Ancient Scripts in the Arab World

During my visit to Paris after finishing up at Bordeaux, I followed up on a recommendation from a friend and visited the Institute of the Arab World, which was absolutely fascinating. I particularly enjoyed the part of the collection that explained the early history of the Arabian peninsula and the Levant, as it introduced me to scripts and languages that I was previously unaware of, such as Sabean, Thamudic, and the Ancient South Arabian script.

Recently, I came across an article in the New Yorker (via languagehat) and a podcast from UT about Ahmed Al-Jallad, who researches and deciphers inscriptions in the Safaitic script, which are written in an older, pre-Islamic form of Arabic. The Safaitic alphabet is primarily found in Syria and Jordan, and Al-Jallad theorizes that forms of Arabic were present in this region before the rise of Classical Arabic on the Arabian peninsula. In the podcast, Al-Jallad discusses pre-Islamic inscriptions written in the Arabic alphabet. Those found to this point are generally associated with a Christian identity, rather than a pagan one. I would highly recommend reading the article and podcast (with transcript) if you are interested in Arabic history, linguistics, or just generally get excited about deciphering ancient scripts and languages. Al-Jallad also has an interesting discussion of Safaitic with photos and translations on his Twitter account.

 

Babylonian Tales

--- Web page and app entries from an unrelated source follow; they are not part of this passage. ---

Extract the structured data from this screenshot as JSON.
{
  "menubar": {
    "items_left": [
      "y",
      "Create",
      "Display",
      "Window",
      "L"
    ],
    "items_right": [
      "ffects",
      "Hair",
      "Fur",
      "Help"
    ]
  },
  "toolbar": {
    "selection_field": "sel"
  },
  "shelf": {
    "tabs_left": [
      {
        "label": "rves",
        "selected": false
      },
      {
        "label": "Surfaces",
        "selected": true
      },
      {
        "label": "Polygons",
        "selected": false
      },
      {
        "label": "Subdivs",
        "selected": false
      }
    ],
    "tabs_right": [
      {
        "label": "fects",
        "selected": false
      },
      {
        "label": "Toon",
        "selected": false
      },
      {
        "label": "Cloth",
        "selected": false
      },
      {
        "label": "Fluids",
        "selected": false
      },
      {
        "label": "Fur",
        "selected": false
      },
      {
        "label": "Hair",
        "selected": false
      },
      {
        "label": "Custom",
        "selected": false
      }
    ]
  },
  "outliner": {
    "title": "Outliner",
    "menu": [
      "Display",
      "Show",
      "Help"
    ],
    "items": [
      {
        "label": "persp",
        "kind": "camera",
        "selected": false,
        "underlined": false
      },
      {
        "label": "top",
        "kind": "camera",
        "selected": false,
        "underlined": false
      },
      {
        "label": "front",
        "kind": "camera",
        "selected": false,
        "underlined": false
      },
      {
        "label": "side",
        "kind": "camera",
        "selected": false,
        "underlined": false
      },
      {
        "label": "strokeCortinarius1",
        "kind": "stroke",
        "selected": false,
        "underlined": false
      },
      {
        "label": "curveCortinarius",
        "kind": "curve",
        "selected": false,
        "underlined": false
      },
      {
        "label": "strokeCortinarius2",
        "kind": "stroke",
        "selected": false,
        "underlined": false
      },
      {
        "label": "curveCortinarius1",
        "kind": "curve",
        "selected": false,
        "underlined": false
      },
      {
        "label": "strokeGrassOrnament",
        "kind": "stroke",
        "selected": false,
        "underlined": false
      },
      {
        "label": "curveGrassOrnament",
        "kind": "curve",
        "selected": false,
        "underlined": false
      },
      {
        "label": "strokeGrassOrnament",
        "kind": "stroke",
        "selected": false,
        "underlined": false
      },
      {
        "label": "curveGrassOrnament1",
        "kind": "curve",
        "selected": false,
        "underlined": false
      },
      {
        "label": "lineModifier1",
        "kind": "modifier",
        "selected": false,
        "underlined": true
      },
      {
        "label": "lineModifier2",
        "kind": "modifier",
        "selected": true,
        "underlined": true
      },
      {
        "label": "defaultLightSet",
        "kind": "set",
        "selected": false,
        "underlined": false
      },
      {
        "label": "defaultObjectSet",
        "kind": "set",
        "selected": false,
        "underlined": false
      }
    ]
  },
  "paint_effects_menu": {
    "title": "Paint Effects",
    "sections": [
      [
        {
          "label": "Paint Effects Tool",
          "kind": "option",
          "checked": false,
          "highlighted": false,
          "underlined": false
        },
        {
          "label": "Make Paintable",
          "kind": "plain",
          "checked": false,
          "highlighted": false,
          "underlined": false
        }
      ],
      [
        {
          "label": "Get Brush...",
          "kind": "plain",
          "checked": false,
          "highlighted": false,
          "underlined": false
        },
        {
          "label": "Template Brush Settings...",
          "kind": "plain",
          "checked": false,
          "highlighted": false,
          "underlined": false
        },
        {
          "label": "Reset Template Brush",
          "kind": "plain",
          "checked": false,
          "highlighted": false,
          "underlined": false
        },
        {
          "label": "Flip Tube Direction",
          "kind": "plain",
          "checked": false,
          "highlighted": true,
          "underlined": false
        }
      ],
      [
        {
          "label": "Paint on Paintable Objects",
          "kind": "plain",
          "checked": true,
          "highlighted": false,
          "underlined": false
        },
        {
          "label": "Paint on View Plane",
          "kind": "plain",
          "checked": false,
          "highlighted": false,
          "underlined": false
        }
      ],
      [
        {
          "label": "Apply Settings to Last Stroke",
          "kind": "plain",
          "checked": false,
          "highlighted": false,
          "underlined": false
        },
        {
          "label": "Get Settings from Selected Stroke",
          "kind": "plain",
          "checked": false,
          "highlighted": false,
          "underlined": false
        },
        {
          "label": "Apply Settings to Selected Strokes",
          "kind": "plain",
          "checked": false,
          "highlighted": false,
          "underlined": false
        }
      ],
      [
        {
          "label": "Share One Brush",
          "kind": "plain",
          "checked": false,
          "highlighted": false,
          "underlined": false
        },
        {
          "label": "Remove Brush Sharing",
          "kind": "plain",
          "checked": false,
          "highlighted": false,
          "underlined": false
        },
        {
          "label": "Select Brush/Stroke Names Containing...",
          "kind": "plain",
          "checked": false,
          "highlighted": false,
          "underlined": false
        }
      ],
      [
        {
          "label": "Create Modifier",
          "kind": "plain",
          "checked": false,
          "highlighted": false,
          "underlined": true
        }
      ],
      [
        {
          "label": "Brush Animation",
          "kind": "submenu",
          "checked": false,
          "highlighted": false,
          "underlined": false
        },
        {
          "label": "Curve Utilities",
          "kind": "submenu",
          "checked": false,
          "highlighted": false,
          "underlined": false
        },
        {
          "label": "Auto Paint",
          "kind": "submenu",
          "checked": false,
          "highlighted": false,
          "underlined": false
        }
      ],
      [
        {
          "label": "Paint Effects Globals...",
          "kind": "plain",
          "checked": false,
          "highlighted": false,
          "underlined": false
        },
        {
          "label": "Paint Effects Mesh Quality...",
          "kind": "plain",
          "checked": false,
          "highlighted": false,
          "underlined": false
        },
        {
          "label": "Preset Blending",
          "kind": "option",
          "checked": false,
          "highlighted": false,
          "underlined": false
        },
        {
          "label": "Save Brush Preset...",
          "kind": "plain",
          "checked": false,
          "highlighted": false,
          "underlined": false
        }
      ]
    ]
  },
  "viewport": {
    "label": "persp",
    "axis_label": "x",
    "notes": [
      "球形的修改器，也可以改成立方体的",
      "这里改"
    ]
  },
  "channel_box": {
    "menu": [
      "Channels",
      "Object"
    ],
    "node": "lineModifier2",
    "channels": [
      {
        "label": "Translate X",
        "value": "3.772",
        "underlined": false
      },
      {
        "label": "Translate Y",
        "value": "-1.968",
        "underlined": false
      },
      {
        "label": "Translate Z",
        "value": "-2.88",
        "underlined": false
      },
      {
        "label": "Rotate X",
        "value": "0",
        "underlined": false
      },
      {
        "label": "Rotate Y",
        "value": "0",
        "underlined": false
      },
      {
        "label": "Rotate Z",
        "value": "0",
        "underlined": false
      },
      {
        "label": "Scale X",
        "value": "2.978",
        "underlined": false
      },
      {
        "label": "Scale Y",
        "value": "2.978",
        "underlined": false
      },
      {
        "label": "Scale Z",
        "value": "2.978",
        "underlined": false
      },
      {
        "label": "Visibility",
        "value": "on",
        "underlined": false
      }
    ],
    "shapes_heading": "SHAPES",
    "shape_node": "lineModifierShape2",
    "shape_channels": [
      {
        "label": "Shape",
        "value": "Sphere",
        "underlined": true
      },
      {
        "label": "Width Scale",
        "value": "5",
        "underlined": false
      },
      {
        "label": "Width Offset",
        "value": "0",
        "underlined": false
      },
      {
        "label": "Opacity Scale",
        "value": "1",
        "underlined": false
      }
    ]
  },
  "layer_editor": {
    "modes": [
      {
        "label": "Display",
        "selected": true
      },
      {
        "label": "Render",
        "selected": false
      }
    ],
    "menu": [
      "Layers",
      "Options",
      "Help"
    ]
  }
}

I have included a few stories from the Mythology and Folklore class I took last semester, but I never posted my final project. I had a lot of fun retelling Babylonian myths in different contexts: historical fiction set in the Civil War, modern day life, poetry, and science fiction. The narrator is the scribe god Nabu, who has lived to the present day and wants to try his hand at being an author. I am quite pleased with the final result, which you can read here: Babylonian Tales: The Book of Nabu.

Carving of Nabu

Nabu